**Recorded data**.
☆ ☆ ☆ ☆

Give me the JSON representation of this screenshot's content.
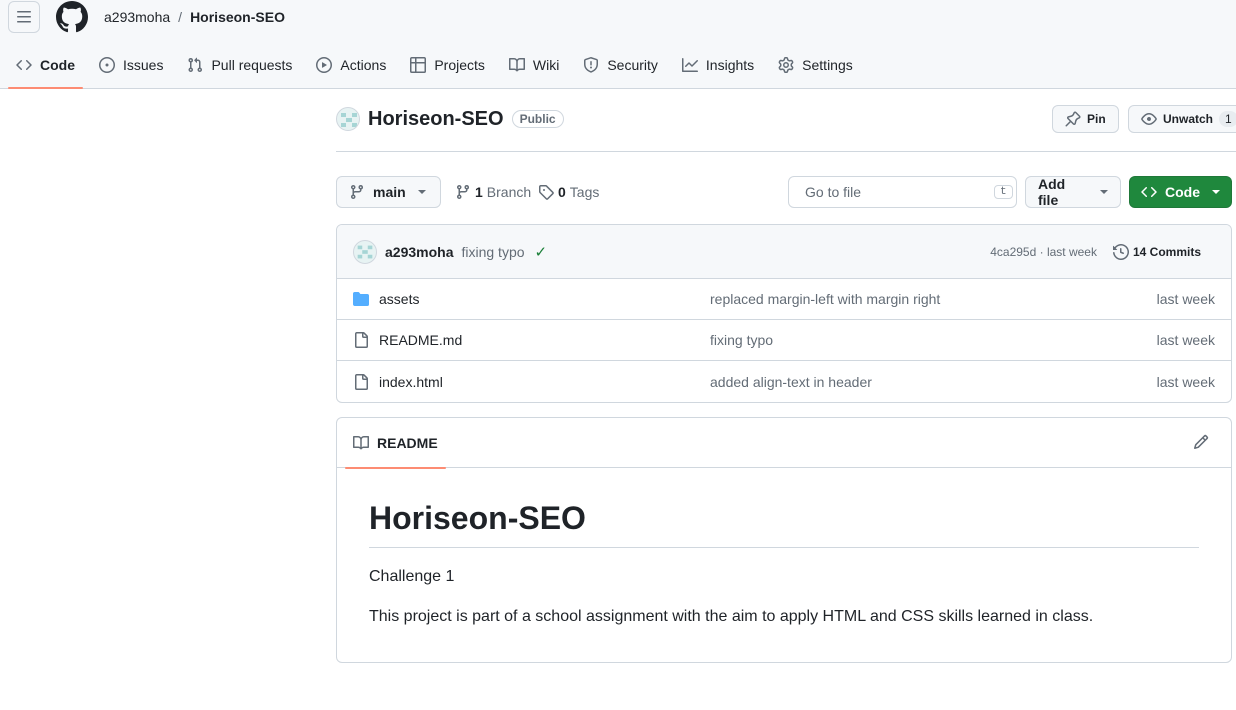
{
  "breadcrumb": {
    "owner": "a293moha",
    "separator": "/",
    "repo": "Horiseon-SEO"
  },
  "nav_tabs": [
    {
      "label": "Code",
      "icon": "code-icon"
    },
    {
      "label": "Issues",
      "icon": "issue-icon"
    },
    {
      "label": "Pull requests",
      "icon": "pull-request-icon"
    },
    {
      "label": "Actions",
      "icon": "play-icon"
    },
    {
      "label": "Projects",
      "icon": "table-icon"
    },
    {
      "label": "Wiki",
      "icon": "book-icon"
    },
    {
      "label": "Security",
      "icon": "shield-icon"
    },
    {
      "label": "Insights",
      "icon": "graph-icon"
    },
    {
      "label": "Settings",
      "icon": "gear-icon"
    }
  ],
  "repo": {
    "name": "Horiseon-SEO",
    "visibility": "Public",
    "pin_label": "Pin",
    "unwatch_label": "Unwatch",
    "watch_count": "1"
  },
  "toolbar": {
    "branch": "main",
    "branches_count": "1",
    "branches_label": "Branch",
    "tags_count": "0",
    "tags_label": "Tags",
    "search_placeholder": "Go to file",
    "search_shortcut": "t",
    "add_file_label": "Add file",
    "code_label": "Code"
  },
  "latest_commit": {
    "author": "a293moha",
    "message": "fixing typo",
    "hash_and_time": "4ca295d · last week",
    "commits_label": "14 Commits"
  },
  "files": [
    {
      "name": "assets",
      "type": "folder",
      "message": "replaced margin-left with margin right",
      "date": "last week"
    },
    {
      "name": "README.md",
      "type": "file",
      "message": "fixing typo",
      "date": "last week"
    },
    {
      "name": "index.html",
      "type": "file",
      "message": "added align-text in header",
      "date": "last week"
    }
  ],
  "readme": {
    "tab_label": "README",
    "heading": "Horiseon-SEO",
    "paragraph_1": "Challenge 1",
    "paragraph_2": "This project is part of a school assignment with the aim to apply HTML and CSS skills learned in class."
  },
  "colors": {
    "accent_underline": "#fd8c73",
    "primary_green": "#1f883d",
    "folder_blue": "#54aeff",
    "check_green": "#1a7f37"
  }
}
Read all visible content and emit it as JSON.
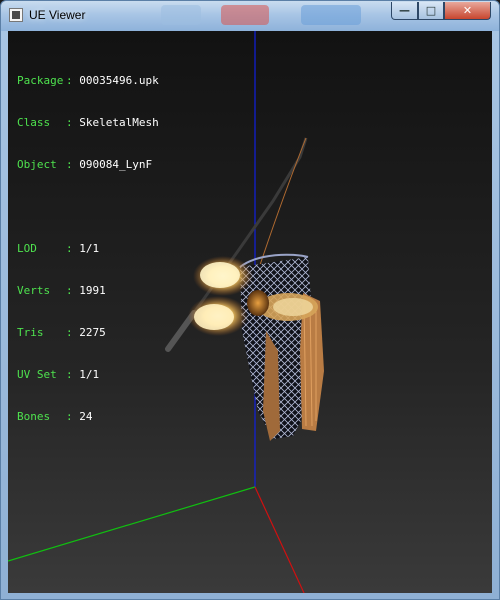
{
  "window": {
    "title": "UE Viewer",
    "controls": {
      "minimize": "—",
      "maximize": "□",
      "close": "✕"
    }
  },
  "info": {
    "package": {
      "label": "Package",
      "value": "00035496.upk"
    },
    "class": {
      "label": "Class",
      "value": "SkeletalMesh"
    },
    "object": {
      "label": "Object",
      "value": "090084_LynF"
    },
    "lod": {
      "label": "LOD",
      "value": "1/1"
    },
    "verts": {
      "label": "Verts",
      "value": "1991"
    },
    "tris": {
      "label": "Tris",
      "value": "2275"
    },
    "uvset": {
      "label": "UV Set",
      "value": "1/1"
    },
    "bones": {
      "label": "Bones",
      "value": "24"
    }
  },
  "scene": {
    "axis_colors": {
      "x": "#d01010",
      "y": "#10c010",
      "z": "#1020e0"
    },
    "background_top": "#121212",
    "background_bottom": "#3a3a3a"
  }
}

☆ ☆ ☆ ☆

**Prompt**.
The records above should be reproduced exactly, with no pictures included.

**Exercise output**.
Give me the JSON representation of this screenshot's content.
{
  "breadcrumb": {
    "owner": "a293moha",
    "separator": "/",
    "repo": "Horiseon-SEO"
  },
  "nav_tabs": [
    {
      "label": "Code",
      "icon": "code-icon"
    },
    {
      "label": "Issues",
      "icon": "issue-icon"
    },
    {
      "label": "Pull requests",
      "icon": "pull-request-icon"
    },
    {
      "label": "Actions",
      "icon": "play-icon"
    },
    {
      "label": "Projects",
      "icon": "table-icon"
    },
    {
      "label": "Wiki",
      "icon": "book-icon"
    },
    {
      "label": "Security",
      "icon": "shield-icon"
    },
    {
      "label": "Insights",
      "icon": "graph-icon"
    },
    {
      "label": "Settings",
      "icon": "gear-icon"
    }
  ],
  "repo": {
    "name": "Horiseon-SEO",
    "visibility": "Public",
    "pin_label": "Pin",
    "unwatch_label": "Unwatch",
    "watch_count": "1"
  },
  "toolbar": {
    "branch": "main",
    "branches_count": "1",
    "branches_label": "Branch",
    "tags_count": "0",
    "tags_label": "Tags",
    "search_placeholder": "Go to file",
    "search_shortcut": "t",
    "add_file_label": "Add file",
    "code_label": "Code"
  },
  "latest_commit": {
    "author": "a293moha",
    "message": "fixing typo",
    "hash_and_time": "4ca295d · last week",
    "commits_label": "14 Commits"
  },
  "files": [
    {
      "name": "assets",
      "type": "folder",
      "message": "replaced margin-left with margin right",
      "date": "last week"
    },
    {
      "name": "README.md",
      "type": "file",
      "message": "fixing typo",
      "date": "last week"
    },
    {
      "name": "index.html",
      "type": "file",
      "message": "added align-text in header",
      "date": "last week"
    }
  ],
  "readme": {
    "tab_label": "README",
    "heading": "Horiseon-SEO",
    "paragraph_1": "Challenge 1",
    "paragraph_2": "This project is part of a school assignment with the aim to apply HTML and CSS skills learned in class."
  },
  "colors": {
    "accent_underline": "#fd8c73",
    "primary_green": "#1f883d",
    "folder_blue": "#54aeff",
    "check_green": "#1a7f37"
  }
}
Read all visible content and emit it as JSON.
{
  "window": {
    "title": "UE Viewer",
    "controls": {
      "minimize": "—",
      "maximize": "□",
      "close": "✕"
    }
  },
  "info": {
    "package": {
      "label": "Package",
      "value": "00035496.upk"
    },
    "class": {
      "label": "Class",
      "value": "SkeletalMesh"
    },
    "object": {
      "label": "Object",
      "value": "090084_LynF"
    },
    "lod": {
      "label": "LOD",
      "value": "1/1"
    },
    "verts": {
      "label": "Verts",
      "value": "1991"
    },
    "tris": {
      "label": "Tris",
      "value": "2275"
    },
    "uvset": {
      "label": "UV Set",
      "value": "1/1"
    },
    "bones": {
      "label": "Bones",
      "value": "24"
    }
  },
  "scene": {
    "axis_colors": {
      "x": "#d01010",
      "y": "#10c010",
      "z": "#1020e0"
    },
    "background_top": "#121212",
    "background_bottom": "#3a3a3a"
  }
}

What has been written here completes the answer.